I'm a little confused by the phrase "one of the only" - as far as I can tell, it just means the same as "one of the" with the vague implication that the number of things in the set is relatively small.
For example, "Neil Armstrong is one of the only men to land on the moon." It sounds like he's one of the few men to do this, just without using the word "few". Because then it's obvious that you're using the vague word "few" and not saying what it means.
"He is the only man to do this" - that's clearly saying that only one person has ever done it.
"A, B and C are the only people to do this" - again, that's clear, there are only 3.
"A is one of only 10 people to do this" - clear. There are 10 in the set, and A is one of them.
"He is one of the only people to do this" - doesn't seem to say anything at all. He's not the only one, but there is no clue whether 3 people have done it or 3 million.

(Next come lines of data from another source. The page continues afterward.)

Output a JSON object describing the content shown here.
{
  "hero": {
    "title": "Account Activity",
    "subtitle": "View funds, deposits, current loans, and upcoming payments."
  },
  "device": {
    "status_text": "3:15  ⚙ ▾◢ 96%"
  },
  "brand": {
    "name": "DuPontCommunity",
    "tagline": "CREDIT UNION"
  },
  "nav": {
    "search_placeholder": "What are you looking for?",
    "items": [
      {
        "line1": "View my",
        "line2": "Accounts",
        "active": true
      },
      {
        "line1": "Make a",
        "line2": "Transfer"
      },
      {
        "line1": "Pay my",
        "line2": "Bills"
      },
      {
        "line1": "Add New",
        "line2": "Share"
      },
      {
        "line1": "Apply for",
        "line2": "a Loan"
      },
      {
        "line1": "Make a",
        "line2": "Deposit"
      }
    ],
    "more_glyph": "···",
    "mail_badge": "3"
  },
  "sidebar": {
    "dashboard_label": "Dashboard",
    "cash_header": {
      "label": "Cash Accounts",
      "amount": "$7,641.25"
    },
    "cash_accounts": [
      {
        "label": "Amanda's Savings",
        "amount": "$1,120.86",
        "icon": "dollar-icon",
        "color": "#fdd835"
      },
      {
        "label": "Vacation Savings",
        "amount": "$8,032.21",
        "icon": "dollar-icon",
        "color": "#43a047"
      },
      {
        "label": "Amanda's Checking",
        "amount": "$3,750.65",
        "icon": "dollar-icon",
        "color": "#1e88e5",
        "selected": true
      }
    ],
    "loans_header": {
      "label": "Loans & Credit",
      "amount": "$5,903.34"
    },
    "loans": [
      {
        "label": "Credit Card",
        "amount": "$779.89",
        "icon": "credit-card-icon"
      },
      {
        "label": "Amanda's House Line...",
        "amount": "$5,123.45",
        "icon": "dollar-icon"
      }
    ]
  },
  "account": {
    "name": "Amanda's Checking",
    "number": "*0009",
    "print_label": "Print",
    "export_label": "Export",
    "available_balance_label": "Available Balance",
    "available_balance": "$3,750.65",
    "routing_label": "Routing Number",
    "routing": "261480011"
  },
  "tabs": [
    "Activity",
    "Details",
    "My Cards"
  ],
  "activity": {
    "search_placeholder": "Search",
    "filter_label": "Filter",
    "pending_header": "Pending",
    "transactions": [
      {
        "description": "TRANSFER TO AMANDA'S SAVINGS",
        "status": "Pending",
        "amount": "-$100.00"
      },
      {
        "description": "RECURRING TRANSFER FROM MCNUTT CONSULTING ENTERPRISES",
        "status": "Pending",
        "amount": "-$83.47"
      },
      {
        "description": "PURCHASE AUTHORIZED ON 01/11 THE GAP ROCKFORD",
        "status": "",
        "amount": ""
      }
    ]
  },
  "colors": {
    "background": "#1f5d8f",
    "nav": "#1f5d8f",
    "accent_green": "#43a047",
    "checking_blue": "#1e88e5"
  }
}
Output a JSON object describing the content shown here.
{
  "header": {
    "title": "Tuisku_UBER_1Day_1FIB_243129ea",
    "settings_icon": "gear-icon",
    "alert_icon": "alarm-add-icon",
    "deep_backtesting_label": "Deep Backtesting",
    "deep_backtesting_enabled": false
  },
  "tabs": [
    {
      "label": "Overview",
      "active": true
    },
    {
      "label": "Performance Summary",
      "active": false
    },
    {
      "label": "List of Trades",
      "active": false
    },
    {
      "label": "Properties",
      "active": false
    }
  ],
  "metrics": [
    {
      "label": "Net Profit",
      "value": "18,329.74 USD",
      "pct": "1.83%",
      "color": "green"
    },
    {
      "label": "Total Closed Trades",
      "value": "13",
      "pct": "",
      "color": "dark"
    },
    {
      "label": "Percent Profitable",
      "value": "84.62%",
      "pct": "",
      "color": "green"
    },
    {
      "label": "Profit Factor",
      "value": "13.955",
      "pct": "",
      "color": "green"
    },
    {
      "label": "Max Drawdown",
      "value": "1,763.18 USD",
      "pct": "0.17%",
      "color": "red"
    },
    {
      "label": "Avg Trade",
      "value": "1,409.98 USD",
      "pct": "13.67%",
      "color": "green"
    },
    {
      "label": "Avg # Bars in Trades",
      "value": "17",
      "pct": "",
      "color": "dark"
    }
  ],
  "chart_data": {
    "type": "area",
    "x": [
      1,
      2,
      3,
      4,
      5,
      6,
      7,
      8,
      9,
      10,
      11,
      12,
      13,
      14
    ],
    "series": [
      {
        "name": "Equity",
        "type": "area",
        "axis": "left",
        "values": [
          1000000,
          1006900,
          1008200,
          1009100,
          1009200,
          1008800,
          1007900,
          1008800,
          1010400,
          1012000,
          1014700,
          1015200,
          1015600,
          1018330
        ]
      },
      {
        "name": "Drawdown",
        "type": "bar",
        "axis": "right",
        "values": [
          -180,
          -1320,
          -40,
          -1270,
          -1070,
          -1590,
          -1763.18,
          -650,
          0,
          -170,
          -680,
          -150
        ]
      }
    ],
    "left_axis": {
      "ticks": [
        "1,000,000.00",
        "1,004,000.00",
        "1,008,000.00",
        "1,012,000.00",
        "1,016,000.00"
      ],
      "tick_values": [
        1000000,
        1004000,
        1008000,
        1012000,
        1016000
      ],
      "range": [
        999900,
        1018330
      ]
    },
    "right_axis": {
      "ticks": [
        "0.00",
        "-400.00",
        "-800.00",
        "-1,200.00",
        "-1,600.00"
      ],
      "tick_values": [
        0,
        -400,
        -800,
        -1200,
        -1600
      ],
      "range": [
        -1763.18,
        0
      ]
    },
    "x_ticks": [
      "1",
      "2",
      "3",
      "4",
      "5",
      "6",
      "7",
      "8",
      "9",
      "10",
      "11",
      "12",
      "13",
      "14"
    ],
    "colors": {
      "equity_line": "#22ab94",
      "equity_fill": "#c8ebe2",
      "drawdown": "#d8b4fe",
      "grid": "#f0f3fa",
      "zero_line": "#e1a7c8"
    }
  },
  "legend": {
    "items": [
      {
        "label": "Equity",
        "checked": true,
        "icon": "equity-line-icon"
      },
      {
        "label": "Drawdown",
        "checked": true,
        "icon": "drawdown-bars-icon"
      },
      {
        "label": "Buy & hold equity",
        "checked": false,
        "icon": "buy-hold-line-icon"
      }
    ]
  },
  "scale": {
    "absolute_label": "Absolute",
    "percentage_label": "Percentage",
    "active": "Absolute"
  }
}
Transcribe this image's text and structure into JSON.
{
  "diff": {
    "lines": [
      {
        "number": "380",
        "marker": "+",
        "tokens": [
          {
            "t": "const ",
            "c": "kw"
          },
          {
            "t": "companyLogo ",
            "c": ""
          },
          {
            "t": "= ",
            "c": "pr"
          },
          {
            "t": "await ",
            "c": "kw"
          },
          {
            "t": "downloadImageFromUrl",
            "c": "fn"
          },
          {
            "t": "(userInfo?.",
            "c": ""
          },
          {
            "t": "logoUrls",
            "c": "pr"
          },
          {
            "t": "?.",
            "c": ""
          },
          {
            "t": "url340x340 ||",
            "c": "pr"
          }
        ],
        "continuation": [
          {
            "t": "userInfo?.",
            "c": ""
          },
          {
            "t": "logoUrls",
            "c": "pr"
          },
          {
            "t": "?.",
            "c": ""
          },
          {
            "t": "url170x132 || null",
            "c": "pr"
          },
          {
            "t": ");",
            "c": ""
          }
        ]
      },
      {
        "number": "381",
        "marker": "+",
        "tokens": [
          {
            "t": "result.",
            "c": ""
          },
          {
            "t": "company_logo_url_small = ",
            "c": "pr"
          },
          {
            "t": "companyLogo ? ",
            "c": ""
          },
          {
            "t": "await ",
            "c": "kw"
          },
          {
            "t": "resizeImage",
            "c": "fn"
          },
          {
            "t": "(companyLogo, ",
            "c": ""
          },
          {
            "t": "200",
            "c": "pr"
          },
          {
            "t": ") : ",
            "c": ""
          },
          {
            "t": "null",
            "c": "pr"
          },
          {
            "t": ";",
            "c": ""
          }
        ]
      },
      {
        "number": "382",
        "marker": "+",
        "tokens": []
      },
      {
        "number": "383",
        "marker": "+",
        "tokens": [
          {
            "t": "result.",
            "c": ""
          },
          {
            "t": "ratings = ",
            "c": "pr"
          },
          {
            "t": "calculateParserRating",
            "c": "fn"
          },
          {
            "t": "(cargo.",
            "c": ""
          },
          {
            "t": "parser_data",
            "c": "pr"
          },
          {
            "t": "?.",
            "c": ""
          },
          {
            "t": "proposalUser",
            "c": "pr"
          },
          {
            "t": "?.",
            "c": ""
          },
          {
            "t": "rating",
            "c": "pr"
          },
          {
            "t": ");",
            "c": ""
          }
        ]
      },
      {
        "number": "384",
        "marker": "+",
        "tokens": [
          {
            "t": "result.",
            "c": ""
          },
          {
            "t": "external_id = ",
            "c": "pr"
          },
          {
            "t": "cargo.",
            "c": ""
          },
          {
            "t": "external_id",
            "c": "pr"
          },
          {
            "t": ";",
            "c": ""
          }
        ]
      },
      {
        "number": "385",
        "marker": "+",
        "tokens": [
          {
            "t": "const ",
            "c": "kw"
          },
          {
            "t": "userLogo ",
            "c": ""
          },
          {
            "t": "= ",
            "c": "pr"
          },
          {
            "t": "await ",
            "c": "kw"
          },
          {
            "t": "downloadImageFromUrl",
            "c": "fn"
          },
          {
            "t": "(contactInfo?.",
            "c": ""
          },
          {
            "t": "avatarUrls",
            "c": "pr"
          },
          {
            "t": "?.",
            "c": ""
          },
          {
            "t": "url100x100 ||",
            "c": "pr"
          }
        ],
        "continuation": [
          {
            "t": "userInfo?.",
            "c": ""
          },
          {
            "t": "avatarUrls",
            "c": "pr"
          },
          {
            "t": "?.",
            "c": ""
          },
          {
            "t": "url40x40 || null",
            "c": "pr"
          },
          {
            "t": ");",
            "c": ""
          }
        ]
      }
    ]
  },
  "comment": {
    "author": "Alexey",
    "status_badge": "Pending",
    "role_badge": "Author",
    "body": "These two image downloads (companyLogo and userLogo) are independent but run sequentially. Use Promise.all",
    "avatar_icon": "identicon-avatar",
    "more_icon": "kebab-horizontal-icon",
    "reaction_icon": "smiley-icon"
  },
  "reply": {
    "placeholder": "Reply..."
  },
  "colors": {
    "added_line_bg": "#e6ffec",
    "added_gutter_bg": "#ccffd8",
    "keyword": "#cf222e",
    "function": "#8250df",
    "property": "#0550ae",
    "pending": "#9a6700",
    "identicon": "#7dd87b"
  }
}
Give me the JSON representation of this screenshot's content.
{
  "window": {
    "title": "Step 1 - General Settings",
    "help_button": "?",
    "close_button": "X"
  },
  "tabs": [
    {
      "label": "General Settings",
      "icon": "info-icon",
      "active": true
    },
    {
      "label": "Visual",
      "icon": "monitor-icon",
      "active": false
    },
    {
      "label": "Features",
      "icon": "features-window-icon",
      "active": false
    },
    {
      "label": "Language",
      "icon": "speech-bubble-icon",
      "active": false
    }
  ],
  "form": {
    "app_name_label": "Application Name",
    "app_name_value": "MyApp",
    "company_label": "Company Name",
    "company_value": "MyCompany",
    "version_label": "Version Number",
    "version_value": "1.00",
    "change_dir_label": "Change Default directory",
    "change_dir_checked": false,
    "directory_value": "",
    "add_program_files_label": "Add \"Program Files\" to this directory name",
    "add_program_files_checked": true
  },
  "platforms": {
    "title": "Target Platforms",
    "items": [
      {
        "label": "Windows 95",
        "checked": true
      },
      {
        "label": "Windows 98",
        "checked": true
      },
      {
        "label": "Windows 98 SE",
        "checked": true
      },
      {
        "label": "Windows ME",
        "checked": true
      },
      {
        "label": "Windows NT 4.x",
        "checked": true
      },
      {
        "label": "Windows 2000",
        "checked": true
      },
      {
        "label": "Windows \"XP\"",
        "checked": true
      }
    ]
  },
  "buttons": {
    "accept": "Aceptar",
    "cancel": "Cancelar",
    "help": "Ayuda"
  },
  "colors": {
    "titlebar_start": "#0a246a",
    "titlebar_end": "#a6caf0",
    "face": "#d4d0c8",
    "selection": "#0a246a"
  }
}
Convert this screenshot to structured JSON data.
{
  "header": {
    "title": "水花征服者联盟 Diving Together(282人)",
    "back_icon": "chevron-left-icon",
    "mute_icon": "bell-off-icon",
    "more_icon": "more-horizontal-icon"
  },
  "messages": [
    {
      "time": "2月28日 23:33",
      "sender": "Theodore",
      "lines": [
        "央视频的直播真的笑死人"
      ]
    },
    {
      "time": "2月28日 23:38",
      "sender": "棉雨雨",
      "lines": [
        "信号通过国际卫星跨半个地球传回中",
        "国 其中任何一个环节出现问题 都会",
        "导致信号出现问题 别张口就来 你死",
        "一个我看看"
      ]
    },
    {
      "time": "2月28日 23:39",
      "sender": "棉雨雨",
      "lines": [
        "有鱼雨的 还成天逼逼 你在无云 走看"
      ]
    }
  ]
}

"He is one of the few people to do this" / "He is one of the people to do this" - not clear, but at least it's clear that it's not clear. If you see what I mean. It's not trying to sound like it's saying something when it's not.
Or does "one of the only" actually have some specific meaning?